Count me in as someone who wants to know what a Frobenioid is. Haha, love it.
I’m a little perplexed how John Gruber doesn’t seem to really grok the Square Stand. I don’t claim to know whether it’ll be successful or not, but its appeal seems obvious to me. I agree that $299 seems high, but if Square can sell them at that price, then why not?
Why does it work with the 30-pin connector and not Lightning? Because the stand is designed for point of sale. Why would anyone buy the newest iPad if it’s only going to be used for credit card purchases? The less-expensive iPad 2 seems perfectly suited for this function. Sure, they’ll need to update the functionality at some point, but it seems like a low priority to me.
Regarding his last point — if someone is already hooked into the Square system, this seems like a big upgrade from the ultra-janky connector that people get for free, even if the price is a bit elevated. Shit, isn’t that partly what makes Apple so successful?
From the probably-should-have-put-this-in-the-lead department,
The Spamhaus blacklist is widely used, and it’s widely used for one reason: contrary to STOPhaus’s claims, it does, in fact, successfully block a lot of unwanted e-mail. There might be occasional collateral damage, but Spamhaus’ users are clear: they’re willing to take that risk if the alternative is more spam.
My summary of the article: spammers are jerks.

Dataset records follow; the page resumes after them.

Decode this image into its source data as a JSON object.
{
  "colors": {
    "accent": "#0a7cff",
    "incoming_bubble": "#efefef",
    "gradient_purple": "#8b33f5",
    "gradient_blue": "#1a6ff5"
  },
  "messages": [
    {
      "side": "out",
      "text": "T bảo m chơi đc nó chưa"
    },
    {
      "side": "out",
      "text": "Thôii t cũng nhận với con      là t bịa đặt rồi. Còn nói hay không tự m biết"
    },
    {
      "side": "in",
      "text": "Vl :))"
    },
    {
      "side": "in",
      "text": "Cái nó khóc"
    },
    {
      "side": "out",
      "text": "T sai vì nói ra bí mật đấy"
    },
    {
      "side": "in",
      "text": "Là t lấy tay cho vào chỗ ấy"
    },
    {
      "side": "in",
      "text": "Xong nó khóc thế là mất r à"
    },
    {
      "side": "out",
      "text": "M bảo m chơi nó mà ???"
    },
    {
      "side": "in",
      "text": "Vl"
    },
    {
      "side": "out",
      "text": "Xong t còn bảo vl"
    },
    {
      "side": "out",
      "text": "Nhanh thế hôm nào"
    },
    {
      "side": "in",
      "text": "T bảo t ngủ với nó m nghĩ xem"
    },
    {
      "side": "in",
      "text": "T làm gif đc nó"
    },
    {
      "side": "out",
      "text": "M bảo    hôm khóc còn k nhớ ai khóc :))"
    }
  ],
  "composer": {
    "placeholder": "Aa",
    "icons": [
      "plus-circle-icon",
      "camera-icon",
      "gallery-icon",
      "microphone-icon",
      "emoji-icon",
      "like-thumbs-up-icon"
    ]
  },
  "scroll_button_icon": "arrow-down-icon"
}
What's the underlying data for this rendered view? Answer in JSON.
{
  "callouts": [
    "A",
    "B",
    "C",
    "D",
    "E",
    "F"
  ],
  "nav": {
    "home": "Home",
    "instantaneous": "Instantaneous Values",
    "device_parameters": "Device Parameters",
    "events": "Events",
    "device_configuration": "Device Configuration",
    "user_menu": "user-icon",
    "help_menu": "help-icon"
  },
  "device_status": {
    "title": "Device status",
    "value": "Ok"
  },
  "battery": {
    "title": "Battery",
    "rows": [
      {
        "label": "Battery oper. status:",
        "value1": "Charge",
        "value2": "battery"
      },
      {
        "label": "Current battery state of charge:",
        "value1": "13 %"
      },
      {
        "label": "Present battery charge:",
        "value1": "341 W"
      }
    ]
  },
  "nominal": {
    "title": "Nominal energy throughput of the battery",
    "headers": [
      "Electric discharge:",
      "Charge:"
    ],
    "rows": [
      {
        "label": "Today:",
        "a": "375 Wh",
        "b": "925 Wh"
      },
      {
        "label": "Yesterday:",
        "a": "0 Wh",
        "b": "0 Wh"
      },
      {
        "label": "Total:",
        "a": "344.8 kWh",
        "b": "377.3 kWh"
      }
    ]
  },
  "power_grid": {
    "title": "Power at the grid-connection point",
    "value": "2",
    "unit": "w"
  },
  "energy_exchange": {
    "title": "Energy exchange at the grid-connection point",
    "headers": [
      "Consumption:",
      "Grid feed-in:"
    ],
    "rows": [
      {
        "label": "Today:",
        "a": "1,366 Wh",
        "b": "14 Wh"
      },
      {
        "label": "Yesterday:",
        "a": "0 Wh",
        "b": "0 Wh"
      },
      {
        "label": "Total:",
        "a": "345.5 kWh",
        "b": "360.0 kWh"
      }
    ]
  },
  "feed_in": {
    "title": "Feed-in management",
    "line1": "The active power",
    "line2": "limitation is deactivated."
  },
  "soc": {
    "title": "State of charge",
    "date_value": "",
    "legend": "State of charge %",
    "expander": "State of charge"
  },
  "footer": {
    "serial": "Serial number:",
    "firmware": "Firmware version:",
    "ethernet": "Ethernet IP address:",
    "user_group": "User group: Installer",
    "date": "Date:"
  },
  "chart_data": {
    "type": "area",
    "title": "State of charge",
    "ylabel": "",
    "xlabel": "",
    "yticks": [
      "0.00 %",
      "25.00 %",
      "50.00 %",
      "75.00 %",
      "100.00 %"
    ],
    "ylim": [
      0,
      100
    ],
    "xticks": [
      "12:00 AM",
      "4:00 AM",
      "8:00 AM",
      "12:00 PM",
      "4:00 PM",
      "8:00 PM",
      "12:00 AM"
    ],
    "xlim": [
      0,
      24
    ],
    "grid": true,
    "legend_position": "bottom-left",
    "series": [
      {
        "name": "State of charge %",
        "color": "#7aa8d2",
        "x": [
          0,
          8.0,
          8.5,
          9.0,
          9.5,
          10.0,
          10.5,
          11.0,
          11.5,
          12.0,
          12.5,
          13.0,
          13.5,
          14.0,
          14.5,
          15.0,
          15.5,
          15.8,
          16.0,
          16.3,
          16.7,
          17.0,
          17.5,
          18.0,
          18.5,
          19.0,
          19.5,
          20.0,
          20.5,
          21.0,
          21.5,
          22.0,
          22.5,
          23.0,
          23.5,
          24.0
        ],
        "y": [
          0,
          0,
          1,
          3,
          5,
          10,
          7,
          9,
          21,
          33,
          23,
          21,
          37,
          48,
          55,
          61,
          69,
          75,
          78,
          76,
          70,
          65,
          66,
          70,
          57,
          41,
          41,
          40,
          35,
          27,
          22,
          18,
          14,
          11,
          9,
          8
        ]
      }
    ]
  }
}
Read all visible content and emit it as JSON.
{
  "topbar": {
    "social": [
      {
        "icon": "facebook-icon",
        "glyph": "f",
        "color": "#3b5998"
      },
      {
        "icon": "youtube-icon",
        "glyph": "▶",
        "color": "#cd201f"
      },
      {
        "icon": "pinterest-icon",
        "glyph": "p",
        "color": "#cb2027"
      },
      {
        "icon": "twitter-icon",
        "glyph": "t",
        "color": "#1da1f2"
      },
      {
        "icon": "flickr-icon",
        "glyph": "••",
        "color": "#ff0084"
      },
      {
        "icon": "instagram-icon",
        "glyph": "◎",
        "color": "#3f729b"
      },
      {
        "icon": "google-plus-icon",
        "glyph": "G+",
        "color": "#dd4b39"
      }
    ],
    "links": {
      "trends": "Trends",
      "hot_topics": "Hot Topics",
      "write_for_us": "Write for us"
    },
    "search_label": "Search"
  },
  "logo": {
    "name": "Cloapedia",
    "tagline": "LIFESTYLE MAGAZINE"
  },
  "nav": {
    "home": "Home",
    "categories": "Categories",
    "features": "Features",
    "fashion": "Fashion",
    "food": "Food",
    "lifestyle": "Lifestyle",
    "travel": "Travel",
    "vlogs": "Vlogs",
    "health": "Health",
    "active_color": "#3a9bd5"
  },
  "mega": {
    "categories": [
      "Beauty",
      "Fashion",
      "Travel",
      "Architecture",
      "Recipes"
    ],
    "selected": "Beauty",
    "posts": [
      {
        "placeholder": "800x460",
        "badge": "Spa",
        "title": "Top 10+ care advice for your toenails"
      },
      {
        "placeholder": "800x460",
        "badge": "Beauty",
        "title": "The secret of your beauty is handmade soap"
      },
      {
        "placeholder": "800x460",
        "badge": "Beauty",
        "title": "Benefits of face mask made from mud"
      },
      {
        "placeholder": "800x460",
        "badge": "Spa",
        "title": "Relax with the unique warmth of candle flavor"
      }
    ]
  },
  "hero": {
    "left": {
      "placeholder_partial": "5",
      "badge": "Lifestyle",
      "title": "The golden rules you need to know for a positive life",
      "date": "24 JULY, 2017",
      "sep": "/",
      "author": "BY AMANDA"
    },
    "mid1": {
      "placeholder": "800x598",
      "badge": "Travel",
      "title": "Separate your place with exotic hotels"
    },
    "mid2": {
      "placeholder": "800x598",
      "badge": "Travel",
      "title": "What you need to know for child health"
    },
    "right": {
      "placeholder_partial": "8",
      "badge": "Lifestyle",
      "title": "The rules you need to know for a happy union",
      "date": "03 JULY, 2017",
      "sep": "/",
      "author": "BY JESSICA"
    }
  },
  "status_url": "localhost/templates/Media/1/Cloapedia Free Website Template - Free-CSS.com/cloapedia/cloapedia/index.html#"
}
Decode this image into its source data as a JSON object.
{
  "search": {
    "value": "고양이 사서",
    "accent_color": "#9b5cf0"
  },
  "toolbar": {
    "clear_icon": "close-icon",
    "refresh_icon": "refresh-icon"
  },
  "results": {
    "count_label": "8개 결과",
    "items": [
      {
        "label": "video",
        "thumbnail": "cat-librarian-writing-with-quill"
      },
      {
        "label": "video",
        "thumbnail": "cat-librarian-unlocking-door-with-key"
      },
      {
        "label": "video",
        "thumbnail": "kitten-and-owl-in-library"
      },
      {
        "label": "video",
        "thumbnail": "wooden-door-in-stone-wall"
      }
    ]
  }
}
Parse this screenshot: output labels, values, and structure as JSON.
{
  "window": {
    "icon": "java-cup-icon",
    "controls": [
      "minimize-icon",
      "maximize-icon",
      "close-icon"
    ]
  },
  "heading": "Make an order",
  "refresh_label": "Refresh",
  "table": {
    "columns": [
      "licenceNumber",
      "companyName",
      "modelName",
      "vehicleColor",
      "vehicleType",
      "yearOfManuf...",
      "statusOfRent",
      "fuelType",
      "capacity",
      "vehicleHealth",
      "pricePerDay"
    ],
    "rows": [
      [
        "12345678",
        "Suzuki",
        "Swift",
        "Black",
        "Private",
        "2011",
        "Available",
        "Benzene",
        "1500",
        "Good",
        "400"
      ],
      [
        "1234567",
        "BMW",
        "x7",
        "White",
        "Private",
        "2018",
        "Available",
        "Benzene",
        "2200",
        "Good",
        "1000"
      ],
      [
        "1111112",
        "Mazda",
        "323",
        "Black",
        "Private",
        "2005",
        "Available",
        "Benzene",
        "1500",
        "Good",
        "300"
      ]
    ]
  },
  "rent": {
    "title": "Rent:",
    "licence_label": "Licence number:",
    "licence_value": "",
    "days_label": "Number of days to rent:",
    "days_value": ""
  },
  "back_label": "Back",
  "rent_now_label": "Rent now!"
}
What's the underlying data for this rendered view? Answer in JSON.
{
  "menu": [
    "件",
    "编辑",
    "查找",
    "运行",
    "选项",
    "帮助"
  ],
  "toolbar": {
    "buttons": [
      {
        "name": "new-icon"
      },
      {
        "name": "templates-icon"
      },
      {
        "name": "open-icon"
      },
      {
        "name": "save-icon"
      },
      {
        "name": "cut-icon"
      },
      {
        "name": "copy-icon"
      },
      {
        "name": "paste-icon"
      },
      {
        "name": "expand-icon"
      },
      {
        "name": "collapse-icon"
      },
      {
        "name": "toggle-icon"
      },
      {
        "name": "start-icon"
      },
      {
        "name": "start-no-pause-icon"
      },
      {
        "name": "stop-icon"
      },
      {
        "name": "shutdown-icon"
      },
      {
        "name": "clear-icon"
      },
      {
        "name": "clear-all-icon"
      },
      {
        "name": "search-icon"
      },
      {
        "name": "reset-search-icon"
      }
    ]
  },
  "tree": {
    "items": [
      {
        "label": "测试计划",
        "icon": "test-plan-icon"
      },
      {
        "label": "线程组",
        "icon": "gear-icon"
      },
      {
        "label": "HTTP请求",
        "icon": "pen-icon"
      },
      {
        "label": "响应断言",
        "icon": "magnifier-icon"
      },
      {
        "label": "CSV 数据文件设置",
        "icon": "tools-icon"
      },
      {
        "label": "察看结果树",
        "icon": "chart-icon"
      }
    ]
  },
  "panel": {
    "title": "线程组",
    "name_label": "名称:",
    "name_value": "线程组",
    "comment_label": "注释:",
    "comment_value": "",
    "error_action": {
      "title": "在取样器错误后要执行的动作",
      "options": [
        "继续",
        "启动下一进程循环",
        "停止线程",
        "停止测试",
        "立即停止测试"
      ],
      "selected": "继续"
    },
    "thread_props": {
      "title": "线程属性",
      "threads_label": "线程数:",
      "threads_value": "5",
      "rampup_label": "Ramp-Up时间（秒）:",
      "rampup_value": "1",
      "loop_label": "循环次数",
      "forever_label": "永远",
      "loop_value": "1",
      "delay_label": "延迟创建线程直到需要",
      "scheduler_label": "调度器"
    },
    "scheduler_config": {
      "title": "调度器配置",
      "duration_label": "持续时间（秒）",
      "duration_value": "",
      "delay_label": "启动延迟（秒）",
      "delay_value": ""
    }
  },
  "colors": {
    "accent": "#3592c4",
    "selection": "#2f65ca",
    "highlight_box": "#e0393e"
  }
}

The end.
I’m of the opinion that Gruber’s example of Coke’s “The Real Thing” campaign is the most spot-on part of his post discussing marketing tactics in the battle with Samsung. Let’s forget what might be “beneath” Apple (whatever that means), and instead think about the (lack of) merits of pursuing an aggressive position against Samsung.
I’m going to channel a bit of Sun Tzu and mention that since Apple is the dominant player in the smartphone market, their best strategy is a defensive one. Samsung is second place, therefore their best strategy is an offensive one (as best exemplified by their cheesy anti-Apple ads). Being mentioned by Apple is exactly what Samsung would want; and it would only give them more credibility, not less. Hell, “The Real Thing” slogan would work just as well for Apple as it did for Coke, as would “There’s a Reason We’re Number 1,” etc etc.
As a freelancer myself, I was thrilled when I first heard about the Freelancers’ Union several years ago. I enjoyed reading this feature on its founder, Sara Horowitz, who has a pragmatic and strategic attitude that I really admire:
Freelance contractors made up 31 percent of the American workforce in 2005, according to a GAO report, and that ratio is almost surely even higher today. As the freelance trend began to accelerate, in Horowitz’s recounting, labor activists at first tried to cajole corporations into hiring all those independent contractorsas full-time staff with benefits. But to Horowitz, it was clear this was a losing battle. “It would never make sense from the company’s perspective,” she says, “and we’d never have enough leverage.” Instead, she envisioned a new strategy: She’d find ways to organize and protect freelance workers—in all sorts of fields—in the same way that classic trade unions provide safety nets for corporate employees.
Living in California, I can’t take advantage of the health insurance offered, but I like where this idea is headed.
Additionally, it frequently frustrates me to see the complete lack of discussion of entrepreneurship in the conversation of getting jobless Americans back to work. The rhetoric generally involves how one politician or another is going to help “create jobs” (whatever that means).
Here’s an idea: how about people try working for themselves, so that they’re not constantly at the mercy of large corporations who don’t care about them?
Just a thought.
The industry of writing inflammatory bullshit about Apple is booming.
It’s booming partially because writing inflammatory Apple headlines gets a lot of clicks. Apple is popular and the dominant player in many industries, so anything that attacks it will attract attention.
That said, Gruber has a good point:
My rule of thumb is to ignore anything that is stupid and languishing in obscurity. But if it’s stupid and published on a high-traffic site, or it’s an expression of a widely-held misconception, it’s often worth addressing, bullshit or not.
I have mixed feelings about this sort of thing. On the one hand, I don’t like giving more attention to idiots, but my natural instinct is to attempt in some small way to publicly shame these people for polluting the internet with their stupidity. That said, trying to do so is basically boiling the ocean.
Kottke’s mention (scroll down a bit) of an excellent New Yorker piece about the Citicorp Center’s close shave with a disaster of epic proportions reminded me of a documentary I saw some years ago, “How Manhattan Escaped Tragedy” (part 1, part 2, part 3).
“In the worst case scenario, this was not a building that was going to just simply crumble and fall down. This was a building that was going to tip over in the wind; and it would cause [a] domino [effect]. It would cause the next high-rise and the next high-rise to fail.
And how far that would go? Probably the most extreme that I heard was that it could go as far as central park.”
Domino! If you don’t have the 30 mins to spare, the Science Channel has its own take on the same topic.